This week, the Maryland chapter announced that it would not reopen its offices, which were shuttered in September in the wake of a widely publicized series of video recordings made by two conservative activists, posing as a prostitute and a pimp, who secretly filmed Acorn workers providing them tax advice. In the videos, Acorn workers told one of the activists, James E. O’Keefe III, how to hide prostitution activities from the authorities and avoid taxes, raising no objections to his proposed criminal activities.

After the activists’ videos came to light and swiftly became fodder for 24-hour cable news coverage, private donations from foundations to Acorn all but evaporated and the federal government quickly distanced itself from the group.

“That 20-minute video ruined 40 years of good work,” said Sonja Merchant-Jones, former co-chairwoman of Acorn’s Maryland chapter. “But if the organization had confronted its own internal problems, it might not have been taken down so easily.”

Read the full NYT story: ACORN on the brink of bankruptcy – The New York Times

H/T The Daily Caller

From little ACORNs, new state-level organizations grow

Matthew Vadum
The Daily Caller

ACORN’s state chapter in Missouri is the latest to rebrand itself as part of ACORN’s national strategy to distance itself from its negative public image.

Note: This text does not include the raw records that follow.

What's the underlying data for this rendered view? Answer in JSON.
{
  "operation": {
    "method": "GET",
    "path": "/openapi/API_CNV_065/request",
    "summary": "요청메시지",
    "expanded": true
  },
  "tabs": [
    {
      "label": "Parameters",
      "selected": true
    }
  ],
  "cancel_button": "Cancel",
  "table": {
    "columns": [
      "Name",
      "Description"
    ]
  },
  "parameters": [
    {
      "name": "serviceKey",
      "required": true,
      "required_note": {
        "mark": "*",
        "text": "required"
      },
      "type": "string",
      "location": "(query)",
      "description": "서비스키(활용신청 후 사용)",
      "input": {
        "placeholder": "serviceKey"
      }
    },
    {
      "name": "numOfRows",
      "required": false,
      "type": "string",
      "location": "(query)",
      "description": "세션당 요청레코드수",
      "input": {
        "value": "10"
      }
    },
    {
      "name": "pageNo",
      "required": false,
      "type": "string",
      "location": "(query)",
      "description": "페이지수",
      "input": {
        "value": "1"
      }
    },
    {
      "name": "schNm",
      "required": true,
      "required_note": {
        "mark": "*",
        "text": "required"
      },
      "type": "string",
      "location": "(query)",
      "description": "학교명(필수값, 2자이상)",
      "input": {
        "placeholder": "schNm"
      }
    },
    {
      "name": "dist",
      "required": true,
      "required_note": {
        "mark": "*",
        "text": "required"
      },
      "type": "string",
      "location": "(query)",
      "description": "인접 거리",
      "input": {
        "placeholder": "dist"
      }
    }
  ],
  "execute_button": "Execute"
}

The creation of the St. Louis-based Missourians Organizing for Reform Empowerment Inc. (MORE) brings to five the number of ACORN’s state chapters that have shut down and incorporated themselves separately under new names.

Meanwhile, the Obama administration is gearing up to begin funding ACORN again despite a congressional ban and an unresolved lawsuit. In a March 16 memo Office of Management and Budget (OMB) director Peter Orszag quietly ordered federal agencies to resume funding the group whose employees were caught on hidden camera videos last year apparently encouraging illegal behavior. The memo came after federal judge Nina Gershon of the Eastern District of New York, a Bill Clinton appointee, made permanent her temporary injunction prohibiting Congress from cutting off funding for ACORN. Gershon found the denial of funding to ACORN to be an unconstitutional “bill of attainder.”

The memo also came despite the fact that the Department of Justice is planning to appeal Gershon’s ruling and seek a stay pending appeal. In other words, the administration is pressing ahead with restoring funding to a group that President Obama worked for and represented as a legal client even though the legal case has yet to fully work its way through the judicial system.

The rebrandings come after ACORN was hit by a tsunami of adverse publicity in the fall related to hidden camera videos showing its employees encouraging illegal behavior. After Congress voted to cut off funding to the group and various federal agencies severed ties, ACORN’s leadership resolved to abandon its damaged brand.

Critics say the rebranding process is a ruse.

The article continues at The Daily Caller.

Comments are closed.